• _Given entries_:
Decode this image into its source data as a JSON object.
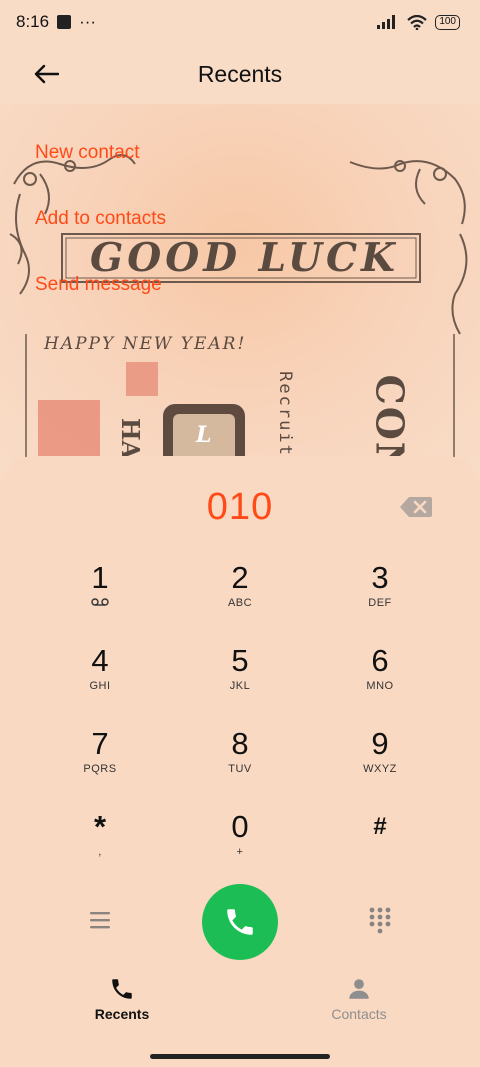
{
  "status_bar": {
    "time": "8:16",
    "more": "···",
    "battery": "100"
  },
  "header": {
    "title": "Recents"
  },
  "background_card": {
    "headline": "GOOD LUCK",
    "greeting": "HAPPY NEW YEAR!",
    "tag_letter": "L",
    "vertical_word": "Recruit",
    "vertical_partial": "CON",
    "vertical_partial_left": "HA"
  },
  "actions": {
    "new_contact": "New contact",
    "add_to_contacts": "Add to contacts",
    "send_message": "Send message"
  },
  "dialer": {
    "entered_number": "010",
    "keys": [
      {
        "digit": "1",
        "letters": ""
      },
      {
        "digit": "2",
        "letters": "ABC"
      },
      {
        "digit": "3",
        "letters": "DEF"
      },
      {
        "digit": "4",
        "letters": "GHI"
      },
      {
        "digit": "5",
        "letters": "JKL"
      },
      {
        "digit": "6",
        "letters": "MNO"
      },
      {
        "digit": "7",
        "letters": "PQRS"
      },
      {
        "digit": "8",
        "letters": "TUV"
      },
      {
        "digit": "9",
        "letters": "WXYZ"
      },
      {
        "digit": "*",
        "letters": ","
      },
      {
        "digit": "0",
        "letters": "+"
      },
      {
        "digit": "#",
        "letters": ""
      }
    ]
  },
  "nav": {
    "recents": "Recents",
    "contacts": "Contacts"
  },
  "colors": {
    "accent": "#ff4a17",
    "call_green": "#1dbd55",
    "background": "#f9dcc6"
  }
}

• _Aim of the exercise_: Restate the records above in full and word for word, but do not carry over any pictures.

• _Completed task_:
Decode this image into its source data as a JSON object.
{
  "status_bar": {
    "time": "8:16",
    "more": "···",
    "battery": "100"
  },
  "header": {
    "title": "Recents"
  },
  "background_card": {
    "headline": "GOOD LUCK",
    "greeting": "HAPPY NEW YEAR!",
    "tag_letter": "L",
    "vertical_word": "Recruit",
    "vertical_partial": "CON",
    "vertical_partial_left": "HA"
  },
  "actions": {
    "new_contact": "New contact",
    "add_to_contacts": "Add to contacts",
    "send_message": "Send message"
  },
  "dialer": {
    "entered_number": "010",
    "keys": [
      {
        "digit": "1",
        "letters": ""
      },
      {
        "digit": "2",
        "letters": "ABC"
      },
      {
        "digit": "3",
        "letters": "DEF"
      },
      {
        "digit": "4",
        "letters": "GHI"
      },
      {
        "digit": "5",
        "letters": "JKL"
      },
      {
        "digit": "6",
        "letters": "MNO"
      },
      {
        "digit": "7",
        "letters": "PQRS"
      },
      {
        "digit": "8",
        "letters": "TUV"
      },
      {
        "digit": "9",
        "letters": "WXYZ"
      },
      {
        "digit": "*",
        "letters": ","
      },
      {
        "digit": "0",
        "letters": "+"
      },
      {
        "digit": "#",
        "letters": ""
      }
    ]
  },
  "nav": {
    "recents": "Recents",
    "contacts": "Contacts"
  },
  "colors": {
    "accent": "#ff4a17",
    "call_green": "#1dbd55",
    "background": "#f9dcc6"
  }
}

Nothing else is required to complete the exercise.